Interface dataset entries
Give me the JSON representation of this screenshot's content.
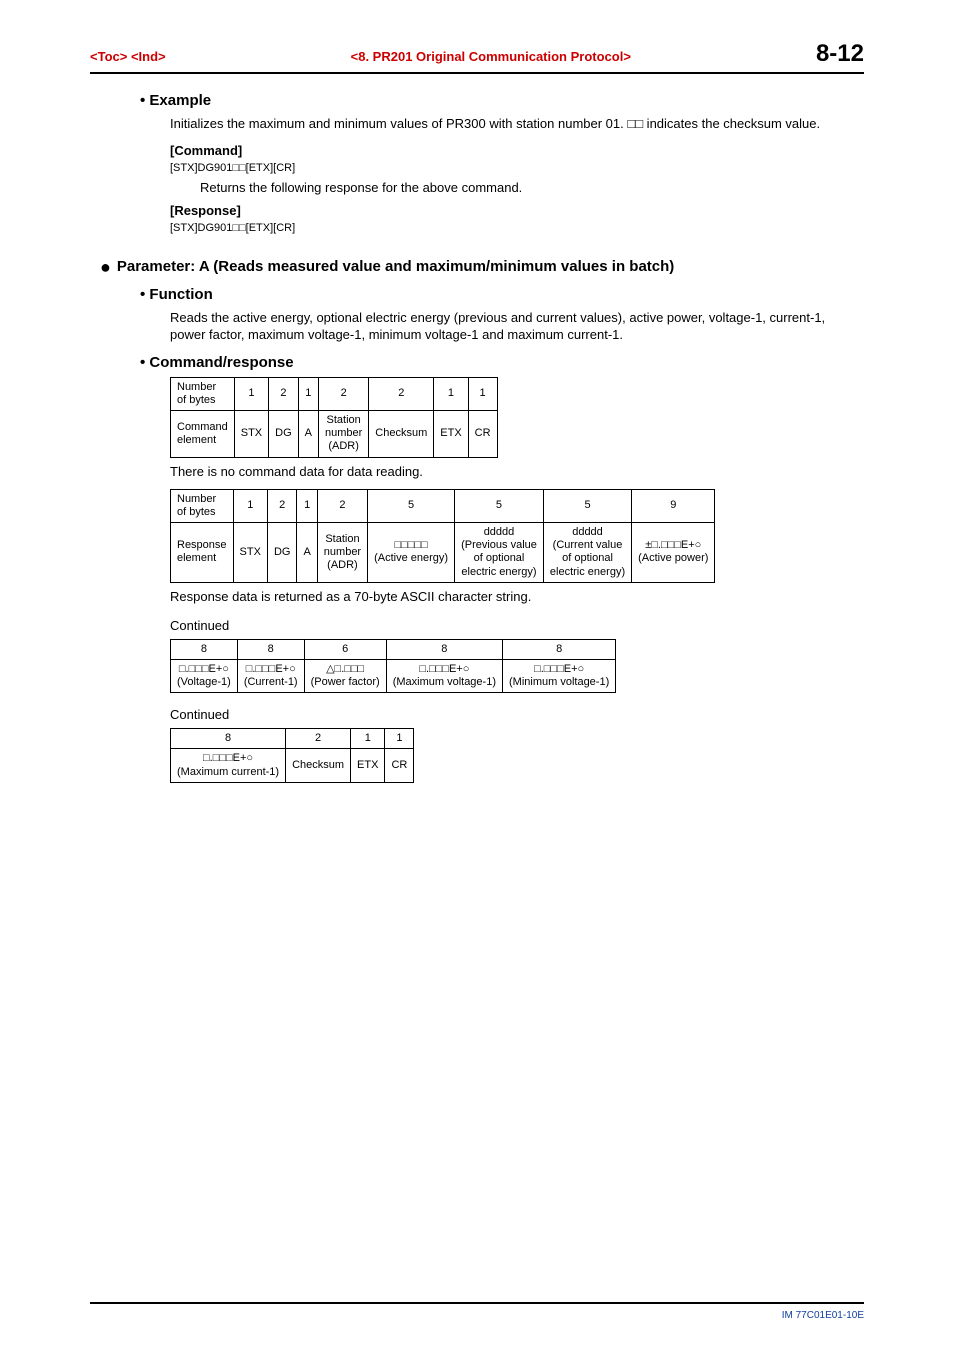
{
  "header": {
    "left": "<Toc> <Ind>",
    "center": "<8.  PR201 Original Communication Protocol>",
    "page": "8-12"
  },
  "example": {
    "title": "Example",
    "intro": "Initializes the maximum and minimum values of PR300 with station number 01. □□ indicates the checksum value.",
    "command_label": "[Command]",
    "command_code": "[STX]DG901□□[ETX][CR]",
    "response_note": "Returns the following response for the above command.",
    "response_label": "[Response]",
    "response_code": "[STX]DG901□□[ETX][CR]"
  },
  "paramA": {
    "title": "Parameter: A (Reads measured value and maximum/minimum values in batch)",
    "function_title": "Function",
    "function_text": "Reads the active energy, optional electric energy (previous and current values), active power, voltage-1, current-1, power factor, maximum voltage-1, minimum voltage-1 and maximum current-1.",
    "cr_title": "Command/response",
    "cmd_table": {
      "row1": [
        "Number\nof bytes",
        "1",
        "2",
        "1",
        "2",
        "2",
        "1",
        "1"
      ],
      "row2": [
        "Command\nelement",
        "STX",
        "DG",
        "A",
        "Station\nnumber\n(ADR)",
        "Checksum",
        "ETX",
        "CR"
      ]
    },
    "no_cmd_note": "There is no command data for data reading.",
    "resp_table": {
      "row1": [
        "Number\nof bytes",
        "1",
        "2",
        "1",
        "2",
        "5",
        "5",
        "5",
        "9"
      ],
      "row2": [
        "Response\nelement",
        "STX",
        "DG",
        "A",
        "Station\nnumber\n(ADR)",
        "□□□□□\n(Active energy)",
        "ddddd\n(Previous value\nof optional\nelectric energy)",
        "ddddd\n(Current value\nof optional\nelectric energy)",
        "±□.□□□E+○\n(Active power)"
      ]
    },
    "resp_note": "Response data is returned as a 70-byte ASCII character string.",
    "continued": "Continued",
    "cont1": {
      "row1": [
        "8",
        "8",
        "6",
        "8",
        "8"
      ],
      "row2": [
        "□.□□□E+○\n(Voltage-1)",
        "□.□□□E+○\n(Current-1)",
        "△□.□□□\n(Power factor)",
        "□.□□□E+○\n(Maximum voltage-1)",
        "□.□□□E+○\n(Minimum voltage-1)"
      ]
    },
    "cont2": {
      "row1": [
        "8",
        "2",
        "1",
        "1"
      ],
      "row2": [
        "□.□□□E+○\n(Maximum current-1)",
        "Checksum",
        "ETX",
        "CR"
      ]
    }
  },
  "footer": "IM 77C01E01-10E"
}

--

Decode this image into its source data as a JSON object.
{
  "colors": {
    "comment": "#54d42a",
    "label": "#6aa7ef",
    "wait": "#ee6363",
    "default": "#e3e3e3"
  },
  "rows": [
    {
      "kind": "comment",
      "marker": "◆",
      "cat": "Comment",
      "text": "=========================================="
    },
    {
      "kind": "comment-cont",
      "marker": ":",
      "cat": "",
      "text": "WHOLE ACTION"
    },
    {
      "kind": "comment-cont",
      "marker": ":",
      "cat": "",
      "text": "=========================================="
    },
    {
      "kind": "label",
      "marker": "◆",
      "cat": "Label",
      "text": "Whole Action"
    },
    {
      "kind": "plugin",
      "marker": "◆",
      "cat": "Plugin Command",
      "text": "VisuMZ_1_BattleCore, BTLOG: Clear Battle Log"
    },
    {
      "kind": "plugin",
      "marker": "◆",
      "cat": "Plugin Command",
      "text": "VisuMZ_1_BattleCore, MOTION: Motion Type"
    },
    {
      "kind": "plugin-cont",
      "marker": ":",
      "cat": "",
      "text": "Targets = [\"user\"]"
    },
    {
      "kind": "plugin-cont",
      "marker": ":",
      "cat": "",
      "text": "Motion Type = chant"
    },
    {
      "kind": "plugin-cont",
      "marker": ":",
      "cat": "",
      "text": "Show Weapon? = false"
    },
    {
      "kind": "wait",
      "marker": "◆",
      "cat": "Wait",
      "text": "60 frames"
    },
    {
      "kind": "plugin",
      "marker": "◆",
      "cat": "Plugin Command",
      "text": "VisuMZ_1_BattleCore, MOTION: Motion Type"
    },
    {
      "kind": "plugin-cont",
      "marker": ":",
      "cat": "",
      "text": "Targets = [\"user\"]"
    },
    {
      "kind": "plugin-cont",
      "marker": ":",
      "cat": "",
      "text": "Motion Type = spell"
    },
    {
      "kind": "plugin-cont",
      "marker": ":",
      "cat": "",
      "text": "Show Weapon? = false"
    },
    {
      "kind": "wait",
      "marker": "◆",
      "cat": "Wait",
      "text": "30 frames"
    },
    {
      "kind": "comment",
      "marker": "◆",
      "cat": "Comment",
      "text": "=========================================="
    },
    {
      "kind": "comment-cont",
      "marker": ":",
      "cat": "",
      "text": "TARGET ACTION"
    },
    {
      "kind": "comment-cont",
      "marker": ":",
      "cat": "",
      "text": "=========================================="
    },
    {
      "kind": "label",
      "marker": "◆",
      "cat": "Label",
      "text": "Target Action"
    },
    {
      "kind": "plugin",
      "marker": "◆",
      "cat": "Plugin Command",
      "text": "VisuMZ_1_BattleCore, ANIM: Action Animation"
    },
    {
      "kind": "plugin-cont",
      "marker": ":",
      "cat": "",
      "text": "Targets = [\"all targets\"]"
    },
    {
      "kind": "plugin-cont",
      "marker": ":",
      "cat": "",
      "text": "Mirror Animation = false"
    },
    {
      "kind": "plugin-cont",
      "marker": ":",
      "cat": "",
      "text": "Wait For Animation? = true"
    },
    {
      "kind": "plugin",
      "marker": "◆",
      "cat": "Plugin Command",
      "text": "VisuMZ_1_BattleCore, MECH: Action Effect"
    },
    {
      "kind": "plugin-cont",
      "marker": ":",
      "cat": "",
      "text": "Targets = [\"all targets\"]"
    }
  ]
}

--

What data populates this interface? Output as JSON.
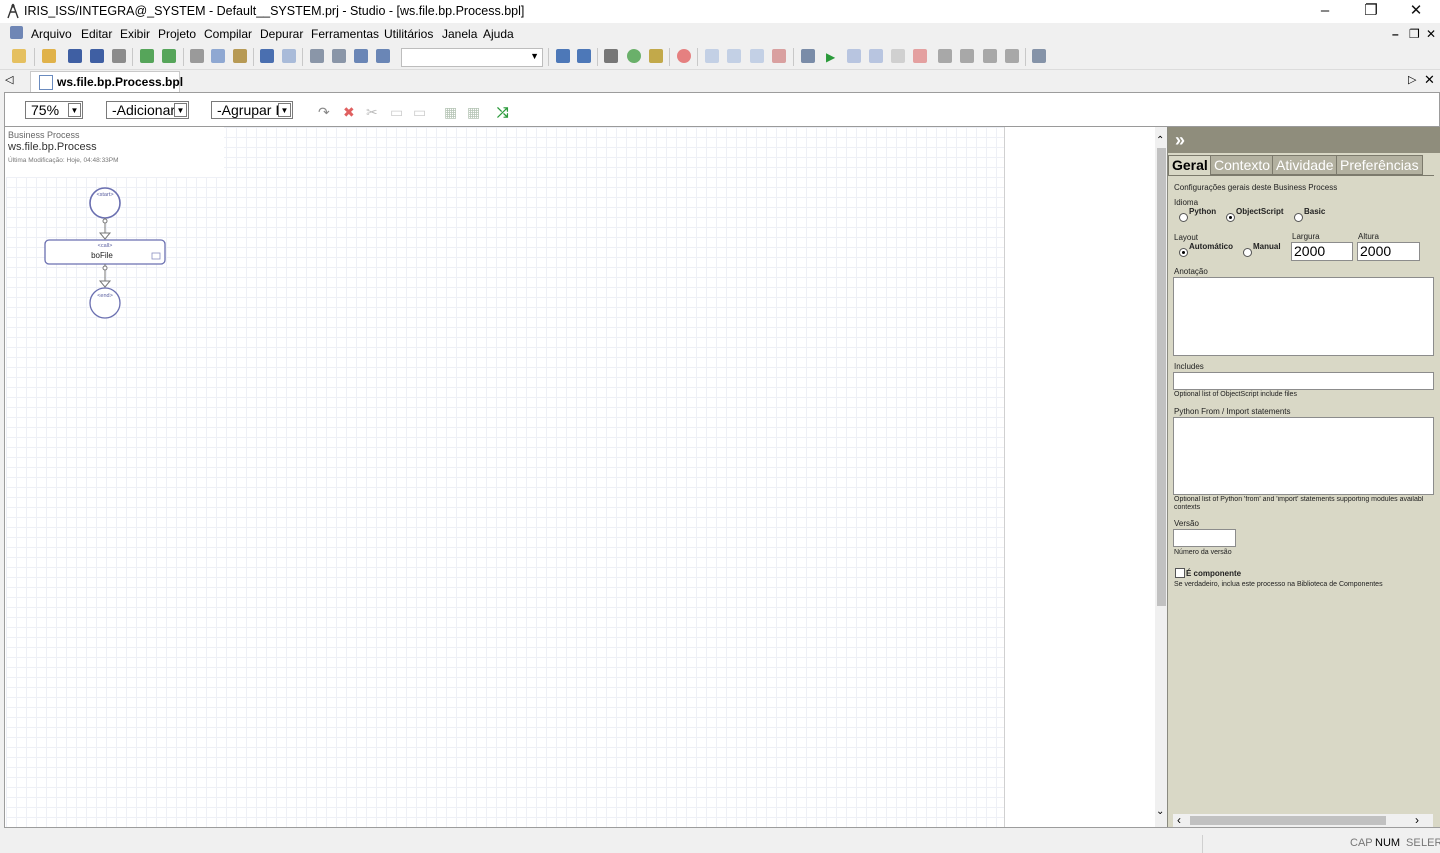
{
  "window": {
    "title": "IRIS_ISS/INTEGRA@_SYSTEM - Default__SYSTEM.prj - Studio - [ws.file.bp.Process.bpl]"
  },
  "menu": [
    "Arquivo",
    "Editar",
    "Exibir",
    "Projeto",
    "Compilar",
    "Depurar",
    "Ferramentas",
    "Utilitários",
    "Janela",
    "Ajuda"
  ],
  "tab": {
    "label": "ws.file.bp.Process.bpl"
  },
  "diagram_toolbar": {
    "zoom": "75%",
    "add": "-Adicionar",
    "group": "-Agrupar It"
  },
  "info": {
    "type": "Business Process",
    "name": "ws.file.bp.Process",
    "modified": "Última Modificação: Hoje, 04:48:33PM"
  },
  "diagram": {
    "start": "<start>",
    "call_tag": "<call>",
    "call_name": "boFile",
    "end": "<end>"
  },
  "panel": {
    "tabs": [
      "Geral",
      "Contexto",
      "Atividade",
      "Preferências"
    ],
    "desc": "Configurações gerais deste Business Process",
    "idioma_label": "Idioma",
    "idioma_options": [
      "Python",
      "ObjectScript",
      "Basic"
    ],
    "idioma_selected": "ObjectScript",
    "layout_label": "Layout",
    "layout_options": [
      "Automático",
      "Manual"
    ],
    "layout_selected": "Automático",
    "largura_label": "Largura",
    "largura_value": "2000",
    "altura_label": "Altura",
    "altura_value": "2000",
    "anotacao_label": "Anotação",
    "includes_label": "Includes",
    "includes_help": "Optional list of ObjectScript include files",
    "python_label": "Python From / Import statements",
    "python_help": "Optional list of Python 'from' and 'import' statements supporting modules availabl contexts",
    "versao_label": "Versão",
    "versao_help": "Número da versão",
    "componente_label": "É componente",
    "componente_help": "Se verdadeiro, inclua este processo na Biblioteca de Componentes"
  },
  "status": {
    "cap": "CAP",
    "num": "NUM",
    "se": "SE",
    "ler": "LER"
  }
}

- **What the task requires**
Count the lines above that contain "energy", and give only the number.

- **Result for this exercise**
4